Andrew Quirl plans to hit downtown Stephenville in protest Saturday.

"I'm exercising my First Amendment right," the 34-year-old Stephenville resident said.

He plans to stage a peaceful protest on Election Day, when as many as 800 voters are expected to cast ballots in city elections. Quirl said he will picket the courthouse square, signs in tow.

Quirl said he has the right to share the message with fellow voters and encourage them to vote for "anyone" but Stephenville Mayor Nancy Hunter, who is seeking her third term at the helm of the city council.

Quirl said his issues with Hunter have been fermenting for years.

In July 2008, the council voted to deny a request by Quirl, then owner of Uncle Hoovers Southern Dining, to rezone the property on Lingleville Road where the business was operating to a B-5. The zoning change would have allowed the restaurant to serve alcohol.

At that time, Quirl claimed Hunter told him she would support his request prior to the vote, but she opposed the issue when it was presented to the city council. It was a claim Hunter denied when questioned by the E-T.

"I never said that.
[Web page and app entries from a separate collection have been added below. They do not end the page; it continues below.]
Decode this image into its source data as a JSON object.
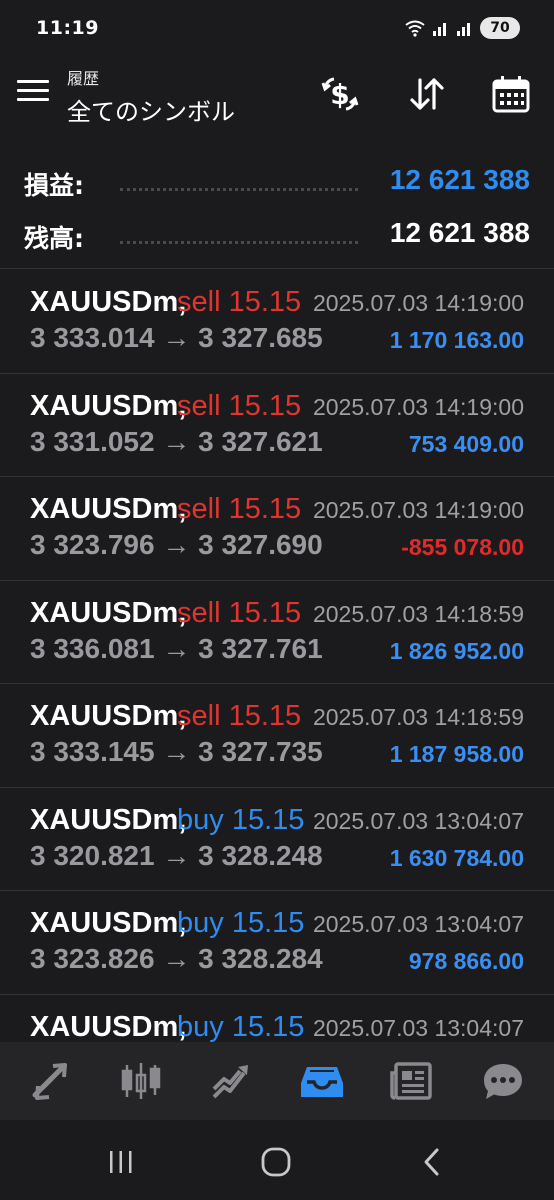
{
  "status_bar": {
    "time": "11:19",
    "battery": "70"
  },
  "header": {
    "subtitle": "履歴",
    "title": "全てのシンボル"
  },
  "summary": {
    "profit_label": "損益:",
    "profit_value": "12 621 388",
    "balance_label": "残高:",
    "balance_value": "12 621 388"
  },
  "trades": [
    {
      "symbol": "XAUUSDm,",
      "side": "sell 15.15",
      "time": "2025.07.03 14:19:00",
      "prices": "3 333.014 → 3 327.685",
      "profit": "1 170 163.00",
      "positive": true
    },
    {
      "symbol": "XAUUSDm,",
      "side": "sell 15.15",
      "time": "2025.07.03 14:19:00",
      "prices": "3 331.052 → 3 327.621",
      "profit": "753 409.00",
      "positive": true
    },
    {
      "symbol": "XAUUSDm,",
      "side": "sell 15.15",
      "time": "2025.07.03 14:19:00",
      "prices": "3 323.796 → 3 327.690",
      "profit": "-855 078.00",
      "positive": false
    },
    {
      "symbol": "XAUUSDm,",
      "side": "sell 15.15",
      "time": "2025.07.03 14:18:59",
      "prices": "3 336.081 → 3 327.761",
      "profit": "1 826 952.00",
      "positive": true
    },
    {
      "symbol": "XAUUSDm,",
      "side": "sell 15.15",
      "time": "2025.07.03 14:18:59",
      "prices": "3 333.145 → 3 327.735",
      "profit": "1 187 958.00",
      "positive": true
    },
    {
      "symbol": "XAUUSDm,",
      "side": "buy 15.15",
      "time": "2025.07.03 13:04:07",
      "prices": "3 320.821 → 3 328.248",
      "profit": "1 630 784.00",
      "positive": true
    },
    {
      "symbol": "XAUUSDm,",
      "side": "buy 15.15",
      "time": "2025.07.03 13:04:07",
      "prices": "3 323.826 → 3 328.284",
      "profit": "978 866.00",
      "positive": true
    },
    {
      "symbol": "XAUUSDm,",
      "side": "buy 15.15",
      "time": "2025.07.03 13:04:07",
      "prices": "",
      "profit": "",
      "positive": true
    }
  ],
  "bottom_nav": [
    {
      "icon": "quotes-arrows-icon",
      "active": false
    },
    {
      "icon": "candlestick-chart-icon",
      "active": false
    },
    {
      "icon": "trade-chart-icon",
      "active": false
    },
    {
      "icon": "history-inbox-icon",
      "active": true
    },
    {
      "icon": "news-icon",
      "active": false
    },
    {
      "icon": "chat-icon",
      "active": false
    }
  ],
  "colors": {
    "background": "#1b1b1d",
    "accent_blue": "#2f8cf0",
    "sell_red": "#e0342f",
    "buy_blue": "#2f8cf0",
    "profit_blue": "#3c8ff2",
    "loss_red": "#e22a2a",
    "muted_text": "#9a9a9e"
  }
}
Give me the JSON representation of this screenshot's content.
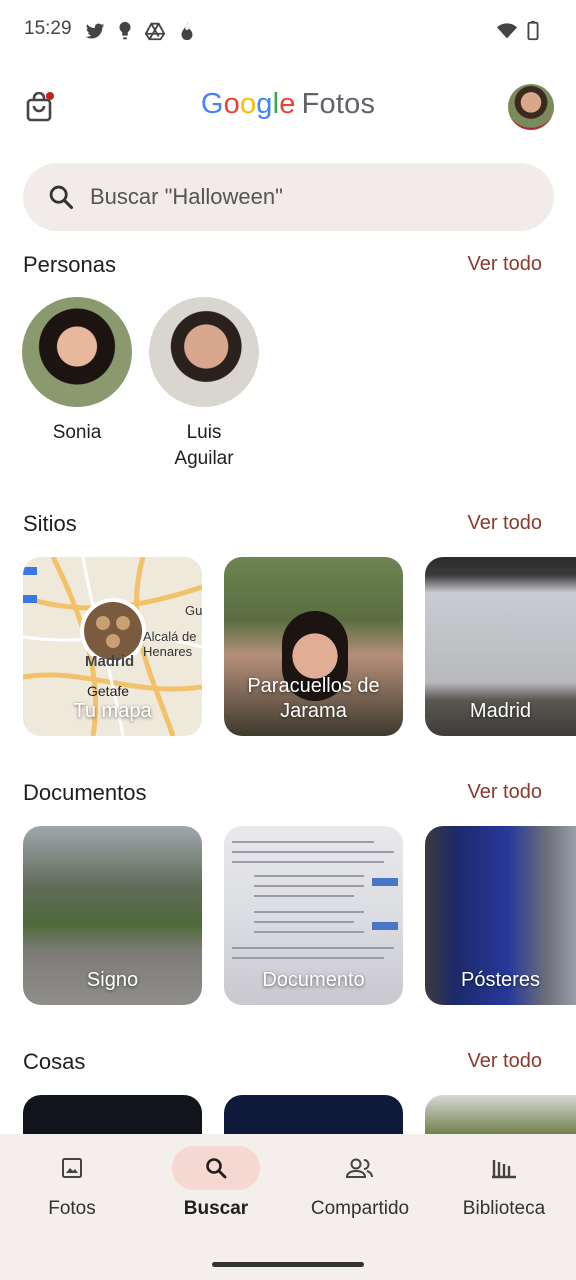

What I said was, 'Silence from the mayor is a majority vote,'" Hunter said in 2008. "But in this case, I voted 'no' on the issue regardless of how the others voted."

"That was a bold faced lie on her part," Quirl said Wednesday.

In defending her actions Thursday, Hunter said she stands behind her vote, which was issued during her second meeting as mayor. She said rezoning requests are typically granted to property owners - not renters - and the owner was deceased and the property was for sale at that time. She also said six individuals, including affected property owners, spoke against the request before the council issued a 6:2 vote against it.

"Mayors do not have to vote, but I choose to on controversial issues," Hunter said, adding she was voting in favor of the best use for the property.

During the debate, Quirl said for a restaurant like his to succeed it must be allowed to serve alcohol.

The business closed its doors months after the request was denied.

"I believe I closed the restaurant in December 2008," he said Wednesday.

While that reality cannot be undone, Quirl, who has master's degrees in history and speech and focused on First Amendment law during his studies at the University of Arkansas and University of St. Andrews in Great Britain, said he is proud to stand against what he feels is wrong.

"I am proud to picket for the betterment of my city," he said. "And I encourage anyone who agrees with me to do the same. I will be out at the square all day Saturday. Come out and join me."

Hunter questioned Quirl's motivation.

"Mr. Quirl is a disgruntled businessman who didn't get his way four years ago," she said, "I question why this issue is resurfacing now when I haven't heard from him in years."

According to County Clerk Gwinda Jones, individuals may protest at the polls and even disseminate information opposing them as long as they are at least 100 feet away from every entrance to polling locations.

"If Mr. Quirl would like to protest outside of the courthouse on Election Day, I advise him to bring an umbrella," Hunter said. "There is rain in the forecast."